> [PROVIDED RECORDS]:
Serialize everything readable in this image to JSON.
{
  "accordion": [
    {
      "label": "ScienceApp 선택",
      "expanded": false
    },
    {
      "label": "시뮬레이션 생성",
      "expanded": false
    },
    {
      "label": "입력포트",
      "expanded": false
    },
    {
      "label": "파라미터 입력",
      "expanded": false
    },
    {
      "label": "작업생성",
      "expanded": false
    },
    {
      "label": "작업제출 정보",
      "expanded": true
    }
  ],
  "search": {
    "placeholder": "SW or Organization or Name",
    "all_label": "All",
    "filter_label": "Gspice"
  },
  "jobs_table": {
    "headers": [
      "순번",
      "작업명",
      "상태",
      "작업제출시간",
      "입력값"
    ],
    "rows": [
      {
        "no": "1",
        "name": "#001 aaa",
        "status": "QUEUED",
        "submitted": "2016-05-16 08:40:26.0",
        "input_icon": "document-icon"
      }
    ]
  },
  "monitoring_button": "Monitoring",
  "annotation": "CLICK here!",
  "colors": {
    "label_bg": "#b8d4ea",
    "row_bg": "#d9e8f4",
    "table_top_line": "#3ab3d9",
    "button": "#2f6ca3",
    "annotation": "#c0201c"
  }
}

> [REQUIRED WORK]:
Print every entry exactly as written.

> [SOLUTION TO THE PROBLEM]:
Serialize everything readable in this image to JSON.
{
  "accordion": [
    {
      "label": "ScienceApp 선택",
      "expanded": false
    },
    {
      "label": "시뮬레이션 생성",
      "expanded": false
    },
    {
      "label": "입력포트",
      "expanded": false
    },
    {
      "label": "파라미터 입력",
      "expanded": false
    },
    {
      "label": "작업생성",
      "expanded": false
    },
    {
      "label": "작업제출 정보",
      "expanded": true
    }
  ],
  "search": {
    "placeholder": "SW or Organization or Name",
    "all_label": "All",
    "filter_label": "Gspice"
  },
  "jobs_table": {
    "headers": [
      "순번",
      "작업명",
      "상태",
      "작업제출시간",
      "입력값"
    ],
    "rows": [
      {
        "no": "1",
        "name": "#001 aaa",
        "status": "QUEUED",
        "submitted": "2016-05-16 08:40:26.0",
        "input_icon": "document-icon"
      }
    ]
  },
  "monitoring_button": "Monitoring",
  "annotation": "CLICK here!",
  "colors": {
    "label_bg": "#b8d4ea",
    "row_bg": "#d9e8f4",
    "table_top_line": "#3ab3d9",
    "button": "#2f6ca3",
    "annotation": "#c0201c"
  }
}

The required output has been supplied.